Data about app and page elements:
-------------------------
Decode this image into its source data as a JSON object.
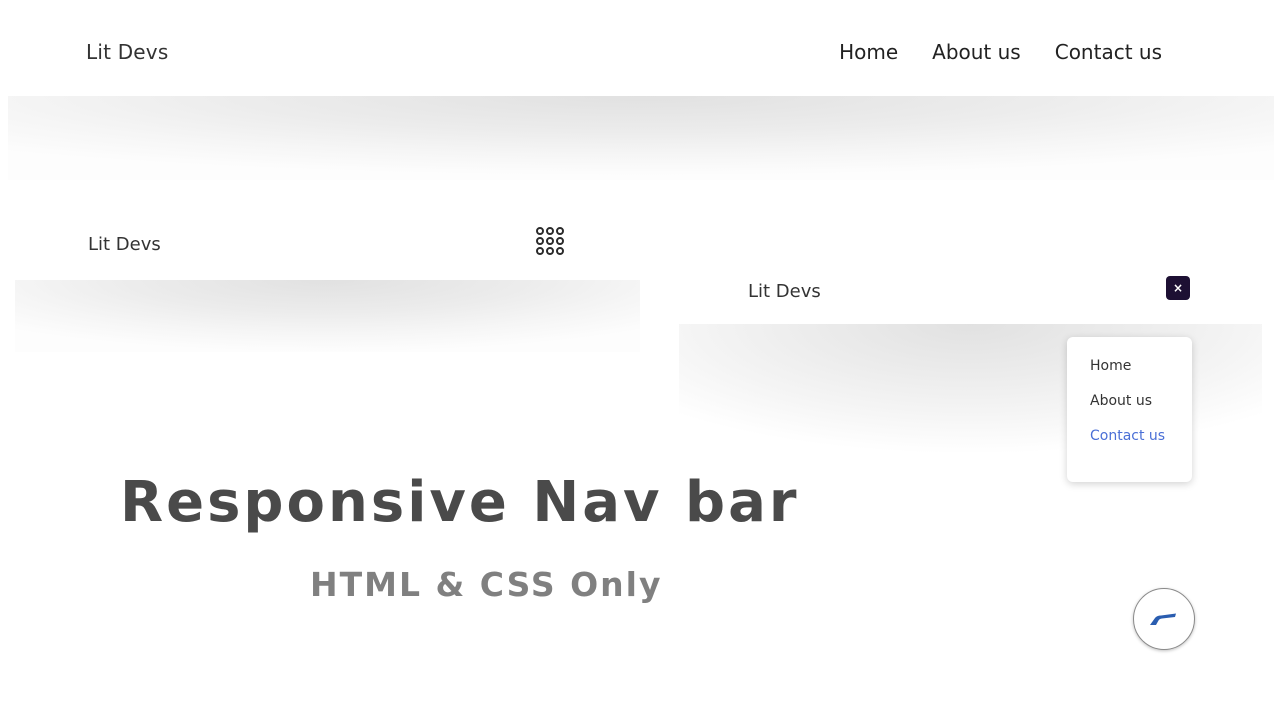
{
  "desktop_nav": {
    "logo": "Lit Devs",
    "links": [
      "Home",
      "About us",
      "Contact us"
    ]
  },
  "mobile_nav": {
    "logo": "Lit Devs",
    "toggle_icon": "grid-menu-icon"
  },
  "open_nav": {
    "logo": "Lit Devs",
    "close_icon": "close-icon",
    "close_glyph": "×",
    "menu": [
      "Home",
      "About us",
      "Contact us"
    ],
    "active_color": "#4a6fd6"
  },
  "headline": {
    "title": "Responsive Nav bar",
    "subtitle": "HTML & CSS Only"
  },
  "fab": {
    "icon": "brand-logo-icon",
    "color": "#2a5db0"
  }
}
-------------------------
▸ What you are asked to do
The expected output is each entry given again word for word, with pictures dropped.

▸ Reply to the exercise
Decode this image into its source data as a JSON object.
{
  "desktop_nav": {
    "logo": "Lit Devs",
    "links": [
      "Home",
      "About us",
      "Contact us"
    ]
  },
  "mobile_nav": {
    "logo": "Lit Devs",
    "toggle_icon": "grid-menu-icon"
  },
  "open_nav": {
    "logo": "Lit Devs",
    "close_icon": "close-icon",
    "close_glyph": "×",
    "menu": [
      "Home",
      "About us",
      "Contact us"
    ],
    "active_color": "#4a6fd6"
  },
  "headline": {
    "title": "Responsive Nav bar",
    "subtitle": "HTML & CSS Only"
  },
  "fab": {
    "icon": "brand-logo-icon",
    "color": "#2a5db0"
  }
}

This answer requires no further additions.